PROBLEM DETAILS
Word for word, restate all the records; images are not part of the copy.

-- Opening Marker --

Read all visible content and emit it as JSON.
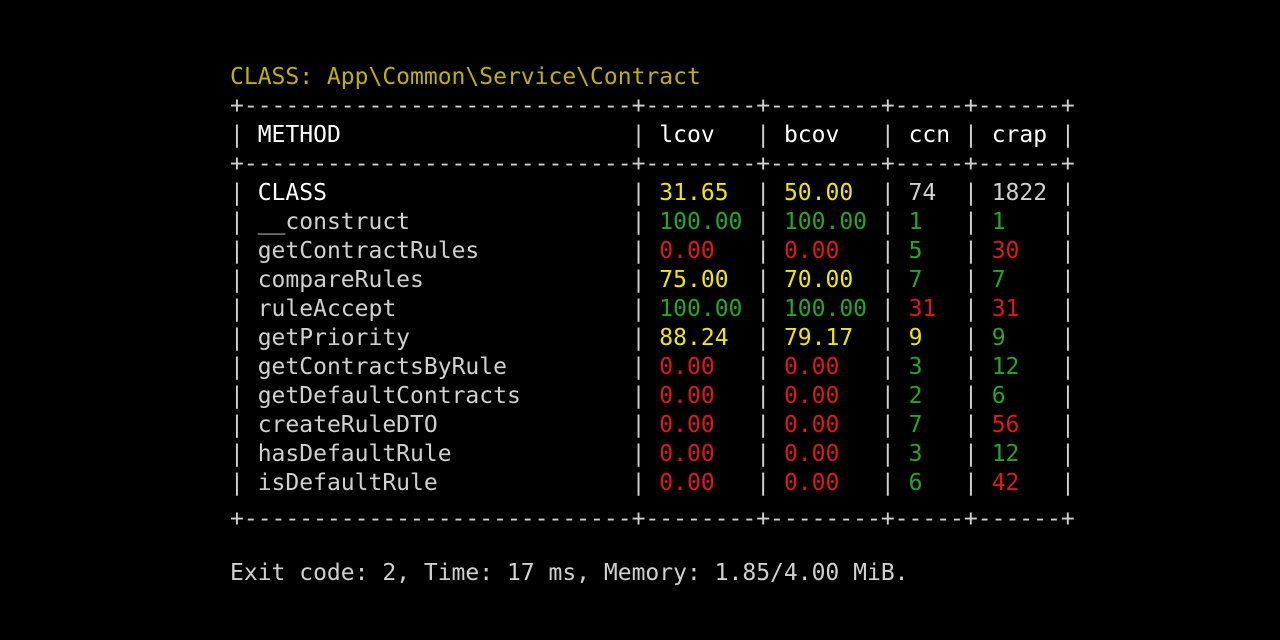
{
  "title": "CLASS: App\\Common\\Service\\Contract",
  "border": "+----------------------------+--------+--------+-----+------+",
  "headers": [
    "METHOD",
    "lcov",
    "bcov",
    "ccn",
    "crap"
  ],
  "rows": [
    {
      "method": "CLASS",
      "lcov": "31.65",
      "bcov": "50.00",
      "ccn": "74",
      "crap": "1822"
    },
    {
      "method": "__construct",
      "lcov": "100.00",
      "bcov": "100.00",
      "ccn": "1",
      "crap": "1"
    },
    {
      "method": "getContractRules",
      "lcov": "0.00",
      "bcov": "0.00",
      "ccn": "5",
      "crap": "30"
    },
    {
      "method": "compareRules",
      "lcov": "75.00",
      "bcov": "70.00",
      "ccn": "7",
      "crap": "7"
    },
    {
      "method": "ruleAccept",
      "lcov": "100.00",
      "bcov": "100.00",
      "ccn": "31",
      "crap": "31"
    },
    {
      "method": "getPriority",
      "lcov": "88.24",
      "bcov": "79.17",
      "ccn": "9",
      "crap": "9"
    },
    {
      "method": "getContractsByRule",
      "lcov": "0.00",
      "bcov": "0.00",
      "ccn": "3",
      "crap": "12"
    },
    {
      "method": "getDefaultContracts",
      "lcov": "0.00",
      "bcov": "0.00",
      "ccn": "2",
      "crap": "6"
    },
    {
      "method": "createRuleDTO",
      "lcov": "0.00",
      "bcov": "0.00",
      "ccn": "7",
      "crap": "56"
    },
    {
      "method": "hasDefaultRule",
      "lcov": "0.00",
      "bcov": "0.00",
      "ccn": "3",
      "crap": "12"
    },
    {
      "method": "isDefaultRule",
      "lcov": "0.00",
      "bcov": "0.00",
      "ccn": "6",
      "crap": "42"
    }
  ],
  "colors": {
    "title": "#c0b000",
    "yellow": "#f0e800",
    "green": "#22a822",
    "red": "#e01818",
    "text": "#d0d0d0"
  },
  "footer": "Exit code: 2, Time: 17 ms, Memory: 1.85/4.00 MiB."
}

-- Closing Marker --

TASK RESULT
Read all visible content and emit it as JSON.
{
  "title": "CLASS: App\\Common\\Service\\Contract",
  "border": "+----------------------------+--------+--------+-----+------+",
  "headers": [
    "METHOD",
    "lcov",
    "bcov",
    "ccn",
    "crap"
  ],
  "rows": [
    {
      "method": "CLASS",
      "lcov": "31.65",
      "bcov": "50.00",
      "ccn": "74",
      "crap": "1822"
    },
    {
      "method": "__construct",
      "lcov": "100.00",
      "bcov": "100.00",
      "ccn": "1",
      "crap": "1"
    },
    {
      "method": "getContractRules",
      "lcov": "0.00",
      "bcov": "0.00",
      "ccn": "5",
      "crap": "30"
    },
    {
      "method": "compareRules",
      "lcov": "75.00",
      "bcov": "70.00",
      "ccn": "7",
      "crap": "7"
    },
    {
      "method": "ruleAccept",
      "lcov": "100.00",
      "bcov": "100.00",
      "ccn": "31",
      "crap": "31"
    },
    {
      "method": "getPriority",
      "lcov": "88.24",
      "bcov": "79.17",
      "ccn": "9",
      "crap": "9"
    },
    {
      "method": "getContractsByRule",
      "lcov": "0.00",
      "bcov": "0.00",
      "ccn": "3",
      "crap": "12"
    },
    {
      "method": "getDefaultContracts",
      "lcov": "0.00",
      "bcov": "0.00",
      "ccn": "2",
      "crap": "6"
    },
    {
      "method": "createRuleDTO",
      "lcov": "0.00",
      "bcov": "0.00",
      "ccn": "7",
      "crap": "56"
    },
    {
      "method": "hasDefaultRule",
      "lcov": "0.00",
      "bcov": "0.00",
      "ccn": "3",
      "crap": "12"
    },
    {
      "method": "isDefaultRule",
      "lcov": "0.00",
      "bcov": "0.00",
      "ccn": "6",
      "crap": "42"
    }
  ],
  "colors": {
    "title": "#c0b000",
    "yellow": "#f0e800",
    "green": "#22a822",
    "red": "#e01818",
    "text": "#d0d0d0"
  },
  "footer": "Exit code: 2, Time: 17 ms, Memory: 1.85/4.00 MiB."
}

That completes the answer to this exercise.